If a line in the data below contains "NSLayoutConstraint", copy it.
══ DATA SUPPLIED
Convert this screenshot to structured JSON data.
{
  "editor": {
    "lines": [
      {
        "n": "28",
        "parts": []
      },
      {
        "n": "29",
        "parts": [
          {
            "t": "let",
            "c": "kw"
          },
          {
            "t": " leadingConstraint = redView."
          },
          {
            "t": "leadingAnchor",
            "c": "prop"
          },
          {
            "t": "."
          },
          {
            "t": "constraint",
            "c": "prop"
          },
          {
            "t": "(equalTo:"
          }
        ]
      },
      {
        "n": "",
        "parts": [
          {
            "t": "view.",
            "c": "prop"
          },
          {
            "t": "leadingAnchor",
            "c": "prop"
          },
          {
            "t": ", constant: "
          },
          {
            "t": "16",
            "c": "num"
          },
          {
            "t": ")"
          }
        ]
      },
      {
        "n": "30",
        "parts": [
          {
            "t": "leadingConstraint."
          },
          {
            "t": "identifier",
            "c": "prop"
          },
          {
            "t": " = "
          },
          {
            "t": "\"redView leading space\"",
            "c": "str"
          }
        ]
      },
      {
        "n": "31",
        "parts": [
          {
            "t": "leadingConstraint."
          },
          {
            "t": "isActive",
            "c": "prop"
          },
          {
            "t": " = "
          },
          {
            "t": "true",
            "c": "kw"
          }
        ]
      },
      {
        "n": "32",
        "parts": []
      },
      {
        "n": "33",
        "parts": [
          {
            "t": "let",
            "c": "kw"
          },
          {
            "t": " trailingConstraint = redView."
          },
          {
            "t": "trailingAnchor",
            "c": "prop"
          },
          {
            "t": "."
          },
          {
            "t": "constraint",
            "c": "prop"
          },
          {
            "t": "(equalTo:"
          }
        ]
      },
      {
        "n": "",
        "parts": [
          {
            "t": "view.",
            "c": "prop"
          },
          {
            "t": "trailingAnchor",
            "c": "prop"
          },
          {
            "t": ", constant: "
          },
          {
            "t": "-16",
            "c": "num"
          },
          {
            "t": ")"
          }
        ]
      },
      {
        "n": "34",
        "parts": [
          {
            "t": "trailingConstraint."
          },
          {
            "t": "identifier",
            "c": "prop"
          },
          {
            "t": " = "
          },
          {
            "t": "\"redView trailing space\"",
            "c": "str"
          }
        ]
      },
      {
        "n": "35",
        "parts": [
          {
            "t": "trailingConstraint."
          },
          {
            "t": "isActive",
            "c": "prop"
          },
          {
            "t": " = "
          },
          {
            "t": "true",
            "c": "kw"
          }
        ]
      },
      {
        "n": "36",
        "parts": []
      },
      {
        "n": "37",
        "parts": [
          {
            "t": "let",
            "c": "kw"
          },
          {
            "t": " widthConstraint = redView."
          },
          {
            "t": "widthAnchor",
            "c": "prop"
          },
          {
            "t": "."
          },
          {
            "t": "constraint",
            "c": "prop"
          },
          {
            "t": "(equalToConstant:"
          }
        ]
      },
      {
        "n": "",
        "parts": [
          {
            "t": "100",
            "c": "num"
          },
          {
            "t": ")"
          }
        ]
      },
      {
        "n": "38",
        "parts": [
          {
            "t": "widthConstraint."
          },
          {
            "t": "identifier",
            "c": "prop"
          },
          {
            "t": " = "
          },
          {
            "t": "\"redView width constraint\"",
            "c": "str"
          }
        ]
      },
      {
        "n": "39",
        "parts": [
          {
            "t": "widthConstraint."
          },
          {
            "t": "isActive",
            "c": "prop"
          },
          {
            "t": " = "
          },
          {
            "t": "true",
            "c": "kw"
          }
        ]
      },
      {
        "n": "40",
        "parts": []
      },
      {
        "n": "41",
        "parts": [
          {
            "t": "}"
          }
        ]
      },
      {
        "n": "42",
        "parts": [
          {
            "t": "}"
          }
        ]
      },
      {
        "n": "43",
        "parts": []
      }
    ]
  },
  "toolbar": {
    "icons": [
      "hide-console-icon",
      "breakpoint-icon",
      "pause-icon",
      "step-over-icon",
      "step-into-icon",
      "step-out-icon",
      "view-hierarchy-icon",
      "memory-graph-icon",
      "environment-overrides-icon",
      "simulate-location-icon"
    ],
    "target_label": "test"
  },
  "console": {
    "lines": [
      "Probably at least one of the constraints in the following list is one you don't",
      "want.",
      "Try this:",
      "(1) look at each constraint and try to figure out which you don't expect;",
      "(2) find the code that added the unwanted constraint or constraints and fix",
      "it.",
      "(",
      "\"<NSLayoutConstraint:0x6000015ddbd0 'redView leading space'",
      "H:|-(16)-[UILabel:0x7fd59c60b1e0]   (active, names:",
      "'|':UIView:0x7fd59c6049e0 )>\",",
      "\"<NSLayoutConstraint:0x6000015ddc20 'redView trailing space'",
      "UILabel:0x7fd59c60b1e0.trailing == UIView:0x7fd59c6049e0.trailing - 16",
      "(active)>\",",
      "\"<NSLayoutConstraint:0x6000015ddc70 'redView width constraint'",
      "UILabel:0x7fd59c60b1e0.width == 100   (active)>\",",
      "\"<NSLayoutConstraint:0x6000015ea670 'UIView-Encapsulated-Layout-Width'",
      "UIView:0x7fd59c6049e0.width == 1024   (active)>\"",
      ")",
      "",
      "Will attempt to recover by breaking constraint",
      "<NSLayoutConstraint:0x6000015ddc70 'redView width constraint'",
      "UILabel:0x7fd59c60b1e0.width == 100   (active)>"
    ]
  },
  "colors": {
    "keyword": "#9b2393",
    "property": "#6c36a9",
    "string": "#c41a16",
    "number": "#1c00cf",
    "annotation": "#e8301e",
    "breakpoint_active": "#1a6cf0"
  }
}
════
• **OUTPUT OF THE TASK**:
      "\"<NSLayoutConstraint:0x6000015ddbd0 'redView leading space'",
      "\"<NSLayoutConstraint:0x6000015ddc20 'redView trailing space'",
      "\"<NSLayoutConstraint:0x6000015ddc70 'redView width constraint'",
      "\"<NSLayoutConstraint:0x6000015ea670 'UIView-Encapsulated-Layout-Width'",
      "<NSLayoutConstraint:0x6000015ddc70 'redView width constraint'",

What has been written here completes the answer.